=latetweek, at-Exeter, Earl Forteseue distributed:the certificates

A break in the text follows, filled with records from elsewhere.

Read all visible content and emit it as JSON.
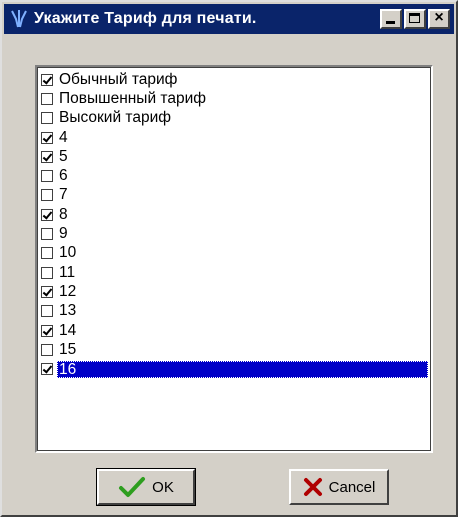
{
  "window": {
    "title": "Укажите Тариф для печати.",
    "icon": "fork-app-icon",
    "controls": [
      "minimize",
      "maximize",
      "close"
    ]
  },
  "list": {
    "items": [
      {
        "label": "Обычный тариф",
        "checked": true
      },
      {
        "label": "Повышенный тариф",
        "checked": false
      },
      {
        "label": "Высокий тариф",
        "checked": false
      },
      {
        "label": "4",
        "checked": true
      },
      {
        "label": "5",
        "checked": true
      },
      {
        "label": "6",
        "checked": false
      },
      {
        "label": "7",
        "checked": false
      },
      {
        "label": "8",
        "checked": true
      },
      {
        "label": "9",
        "checked": false
      },
      {
        "label": "10",
        "checked": false
      },
      {
        "label": "11",
        "checked": false
      },
      {
        "label": "12",
        "checked": true
      },
      {
        "label": "13",
        "checked": false
      },
      {
        "label": "14",
        "checked": true
      },
      {
        "label": "15",
        "checked": false
      },
      {
        "label": "16",
        "checked": true,
        "selected": true
      }
    ]
  },
  "buttons": {
    "ok_label": "OK",
    "cancel_label": "Cancel"
  },
  "colors": {
    "titlebar": "#0a246a",
    "selection": "#0000c8",
    "ok_check": "#2e9e1f",
    "cancel_x": "#b00000"
  }
}
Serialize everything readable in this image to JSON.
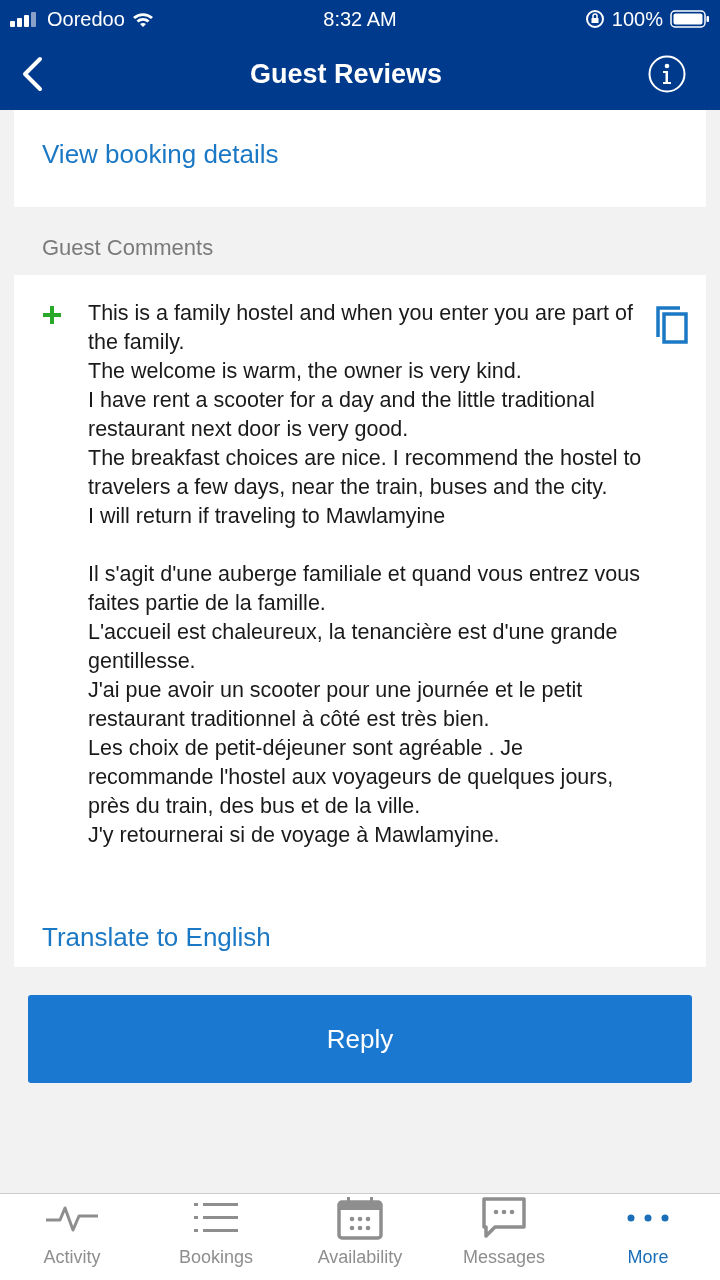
{
  "status_bar": {
    "carrier": "Ooredoo",
    "time": "8:32 AM",
    "battery": "100%"
  },
  "header": {
    "title": "Guest Reviews"
  },
  "booking_link": "View booking details",
  "section_title": "Guest Comments",
  "comment": {
    "paragraphs": [
      [
        "This is a family hostel and when you enter you are part of the family.",
        "The welcome is warm, the owner is very kind.",
        "I have rent a scooter for a day and the little traditional restaurant next door is very good.",
        "The breakfast choices are nice. I recommend the hostel to travelers a few days, near the train, buses and the city.",
        "I will return if traveling to Mawlamyine"
      ],
      [
        "Il s'agit d'une auberge familiale et quand vous entrez vous faites partie de la famille.",
        "L'accueil est chaleureux, la tenancière est d'une grande gentillesse.",
        "J'ai pue avoir un scooter pour une journée et le petit restaurant traditionnel à côté est très bien.",
        "Les choix de petit-déjeuner sont agréable . Je recommande l'hostel aux voyageurs de quelques jours, près du train, des bus et de la ville.",
        "J'y retournerai si de voyage à Mawlamyine."
      ]
    ],
    "translate_link": "Translate to English"
  },
  "reply_button": "Reply",
  "tabs": [
    {
      "kind": "activity",
      "label": "Activity",
      "selected": false
    },
    {
      "kind": "bookings",
      "label": "Bookings",
      "selected": false
    },
    {
      "kind": "availability",
      "label": "Availability",
      "selected": false
    },
    {
      "kind": "messages",
      "label": "Messages",
      "selected": false
    },
    {
      "kind": "more",
      "label": "More",
      "selected": true
    }
  ]
}
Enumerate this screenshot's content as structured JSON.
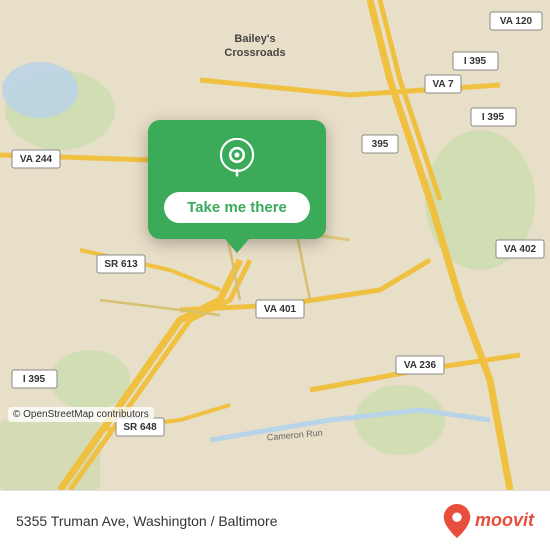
{
  "map": {
    "background_color": "#e8dfc8",
    "copyright": "© OpenStreetMap contributors"
  },
  "popup": {
    "button_label": "Take me there",
    "pin_color": "#ffffff"
  },
  "bottom_bar": {
    "address": "5355 Truman Ave, Washington / Baltimore",
    "moovit_label": "moovit"
  },
  "road_labels": [
    "VA 120",
    "VA 7",
    "I 395",
    "VA 402",
    "VA 244",
    "SR 613",
    "395",
    "VA 401",
    "VA 236",
    "I 395",
    "SR 648",
    "Cameron Run"
  ],
  "place_labels": [
    "Bailey's\nCrossroads"
  ]
}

obtained the Devonshire- candidates in. the local exantinations of the Oxford= and Cambridge Universities, and Mr. Lowe made a--speech -which, 'like all Mr. Lowe's speeches, was enable one. He declared himself cordially for the admission= of women; to these examinations, retaszking justly enough. that if -women are net fitted for-them, as is, said,' women' will be -plucked ; and her made another point=of some importance in deprecating the multiplication of competitive examining bodies for the purpose of testing :general education-in the country,- while insisting of coarse on thm-advan- tags of havitignsanany competitors as possible as examinees. The tendency, said Mr. Lowe, of =the present day towards haling so many- testing bodies, iilikelyto lead to the application of_different titandavds of • education to different persons ; and 'as the chief advantage of-the'examination is to have -reliable 'Oats of the relative -education of different persons, we may lose -as much shy theraultiplication Of examining bodies 'tts-we 'shout:thy the- mul- tiplication of mints with different standards' for testing geld =and silver. The man who comes out in-the first-rank' from -the' Oifiard local examination may be no better than-the man -who comes out in the second rank from Cambridge, and'so the test' iosespartof its value. The Universities should conibine to apply a common standard, and stamp education with an authoritative' mint stamp that would be as nearly aspossible the same all over the- cotmtry.